Data items
-- Opening Marker --
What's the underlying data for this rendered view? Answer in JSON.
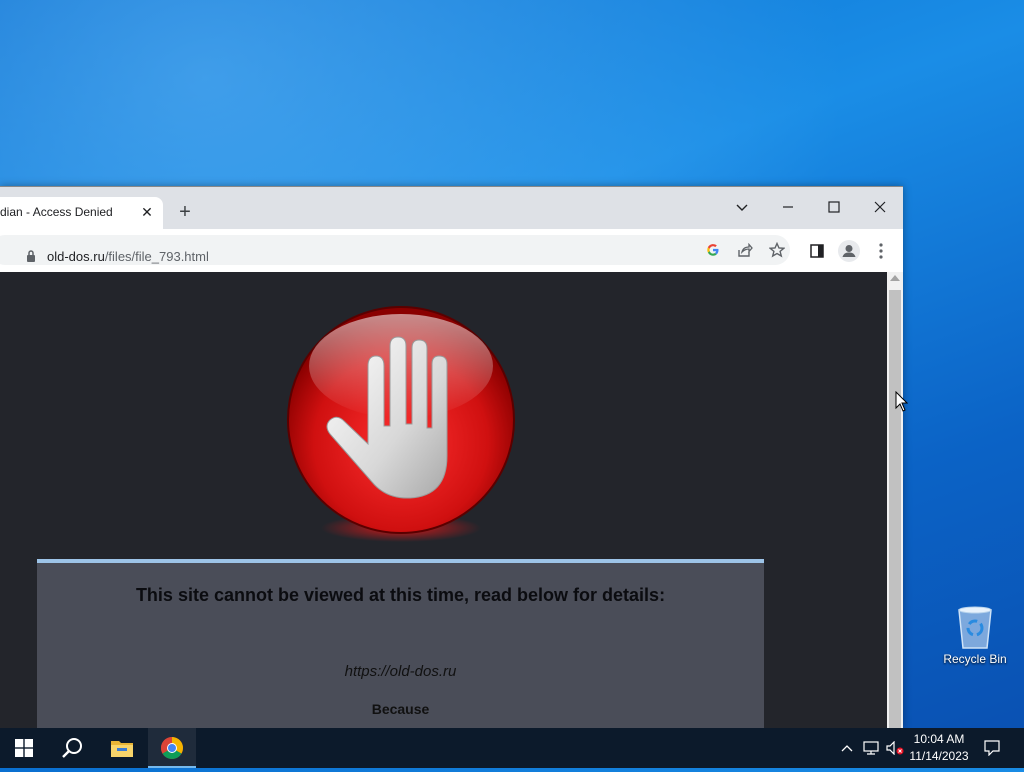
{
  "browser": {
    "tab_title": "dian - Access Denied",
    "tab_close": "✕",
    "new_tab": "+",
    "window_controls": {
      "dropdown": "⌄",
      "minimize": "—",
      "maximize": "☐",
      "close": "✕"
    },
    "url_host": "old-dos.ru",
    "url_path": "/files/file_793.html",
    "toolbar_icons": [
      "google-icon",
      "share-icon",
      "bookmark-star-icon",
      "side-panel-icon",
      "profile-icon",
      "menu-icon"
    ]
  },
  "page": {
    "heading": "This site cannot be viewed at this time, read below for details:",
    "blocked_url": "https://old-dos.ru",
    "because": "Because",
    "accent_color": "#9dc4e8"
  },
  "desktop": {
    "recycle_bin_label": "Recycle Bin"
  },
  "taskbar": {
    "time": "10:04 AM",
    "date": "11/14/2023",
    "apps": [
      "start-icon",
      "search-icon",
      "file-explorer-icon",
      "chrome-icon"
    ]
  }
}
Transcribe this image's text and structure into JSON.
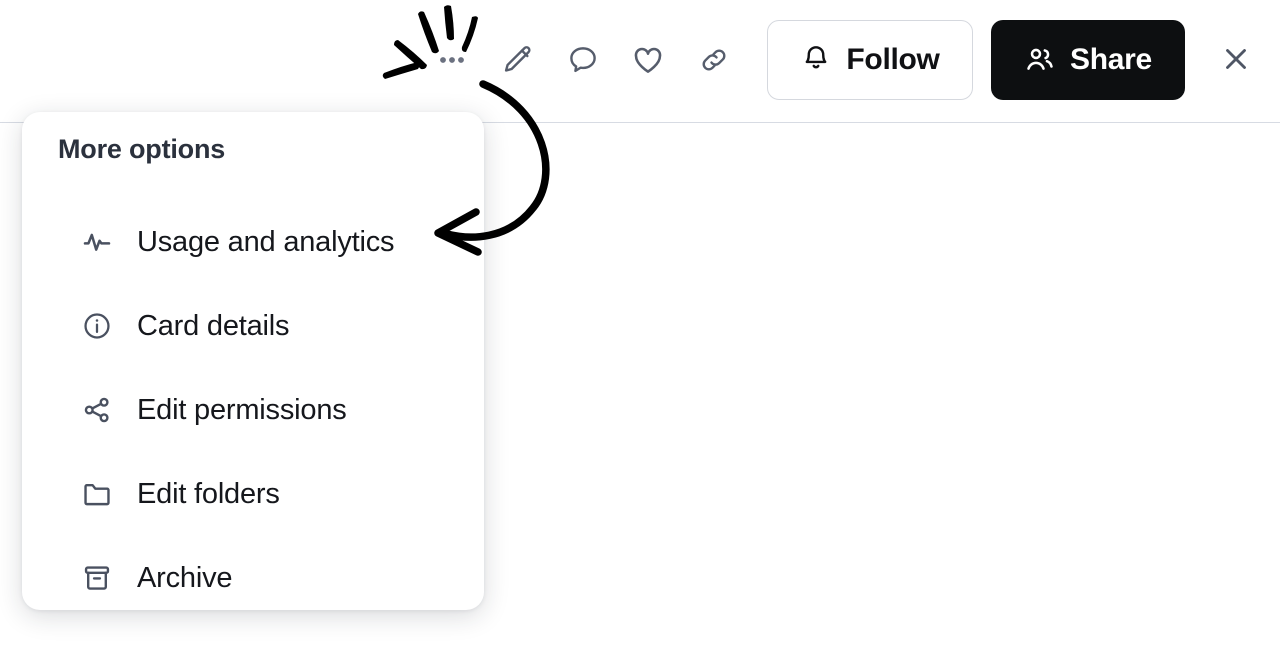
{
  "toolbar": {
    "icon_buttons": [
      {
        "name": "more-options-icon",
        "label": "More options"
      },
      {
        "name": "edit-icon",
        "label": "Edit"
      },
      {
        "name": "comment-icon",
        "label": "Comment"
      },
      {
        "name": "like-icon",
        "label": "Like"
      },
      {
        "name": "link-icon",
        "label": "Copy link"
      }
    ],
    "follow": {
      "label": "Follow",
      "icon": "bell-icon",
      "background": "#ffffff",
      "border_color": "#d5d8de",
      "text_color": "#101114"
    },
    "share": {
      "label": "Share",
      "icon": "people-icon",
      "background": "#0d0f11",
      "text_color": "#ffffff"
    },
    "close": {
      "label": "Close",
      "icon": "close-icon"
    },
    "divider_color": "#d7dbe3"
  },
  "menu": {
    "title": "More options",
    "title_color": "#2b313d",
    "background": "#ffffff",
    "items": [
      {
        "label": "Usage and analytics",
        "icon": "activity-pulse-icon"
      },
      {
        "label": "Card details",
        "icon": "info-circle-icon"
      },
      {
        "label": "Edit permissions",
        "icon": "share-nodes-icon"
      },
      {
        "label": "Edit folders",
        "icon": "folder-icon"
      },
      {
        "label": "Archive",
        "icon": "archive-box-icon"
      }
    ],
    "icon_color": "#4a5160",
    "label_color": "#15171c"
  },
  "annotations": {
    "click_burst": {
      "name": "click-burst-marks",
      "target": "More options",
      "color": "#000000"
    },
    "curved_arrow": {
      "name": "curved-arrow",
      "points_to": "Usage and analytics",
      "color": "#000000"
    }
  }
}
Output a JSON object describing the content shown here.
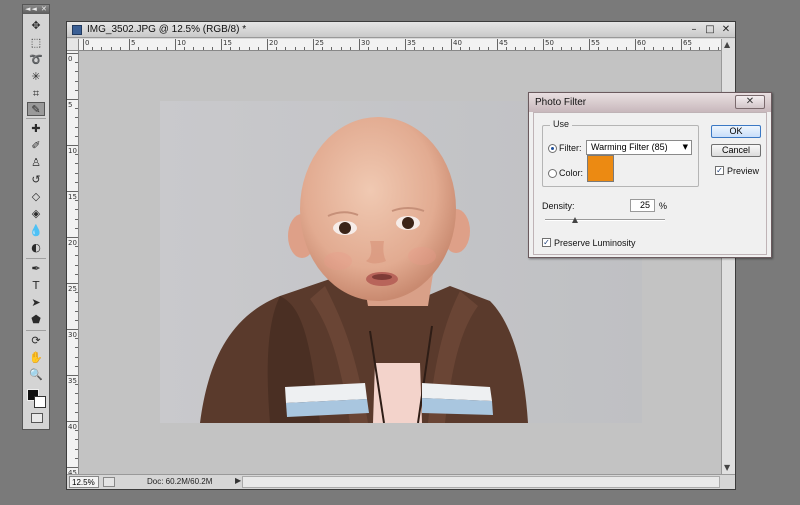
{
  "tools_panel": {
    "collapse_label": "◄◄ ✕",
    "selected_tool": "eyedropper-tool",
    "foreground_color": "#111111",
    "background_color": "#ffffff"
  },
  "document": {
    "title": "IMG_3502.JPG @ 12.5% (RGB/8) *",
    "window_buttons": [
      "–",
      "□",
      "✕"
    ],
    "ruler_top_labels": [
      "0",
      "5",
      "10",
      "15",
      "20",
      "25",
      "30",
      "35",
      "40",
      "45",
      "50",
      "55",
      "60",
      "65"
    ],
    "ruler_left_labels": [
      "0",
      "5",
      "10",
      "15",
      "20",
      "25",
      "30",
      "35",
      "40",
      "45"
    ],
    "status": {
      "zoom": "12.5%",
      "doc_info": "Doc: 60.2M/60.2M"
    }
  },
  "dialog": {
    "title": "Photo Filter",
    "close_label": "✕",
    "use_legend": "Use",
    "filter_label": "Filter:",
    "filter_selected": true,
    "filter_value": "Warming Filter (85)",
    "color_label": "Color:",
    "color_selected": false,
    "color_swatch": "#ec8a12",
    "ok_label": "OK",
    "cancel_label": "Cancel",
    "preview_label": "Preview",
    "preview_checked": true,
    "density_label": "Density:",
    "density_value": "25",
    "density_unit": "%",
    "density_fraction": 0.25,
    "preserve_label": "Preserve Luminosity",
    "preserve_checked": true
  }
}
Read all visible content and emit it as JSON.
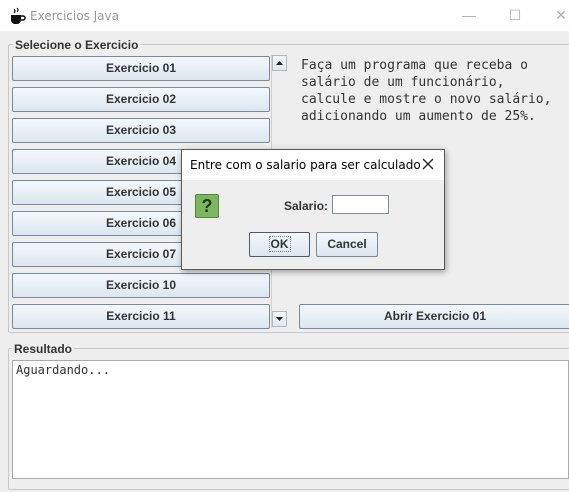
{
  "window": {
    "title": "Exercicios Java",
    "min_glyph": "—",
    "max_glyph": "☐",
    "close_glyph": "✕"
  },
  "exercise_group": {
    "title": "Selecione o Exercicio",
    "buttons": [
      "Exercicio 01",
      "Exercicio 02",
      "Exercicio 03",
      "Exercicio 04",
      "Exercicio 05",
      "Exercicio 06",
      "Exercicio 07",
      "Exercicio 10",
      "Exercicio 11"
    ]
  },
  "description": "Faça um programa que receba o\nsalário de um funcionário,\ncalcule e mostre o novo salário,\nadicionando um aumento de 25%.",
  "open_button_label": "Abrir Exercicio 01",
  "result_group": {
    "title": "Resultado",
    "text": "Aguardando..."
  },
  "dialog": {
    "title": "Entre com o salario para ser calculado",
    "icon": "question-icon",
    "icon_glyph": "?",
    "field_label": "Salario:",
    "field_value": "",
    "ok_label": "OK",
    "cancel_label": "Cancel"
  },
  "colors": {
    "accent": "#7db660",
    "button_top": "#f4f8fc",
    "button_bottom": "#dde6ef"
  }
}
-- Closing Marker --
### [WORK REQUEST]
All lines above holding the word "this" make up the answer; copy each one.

### [ANSWER BELOW]
What's the underlying data for this rendered view? Answer in JSON.
    "heading": "This site cannot be viewed at this time, read below for details:",
Transcribe this image's text and structure into JSON.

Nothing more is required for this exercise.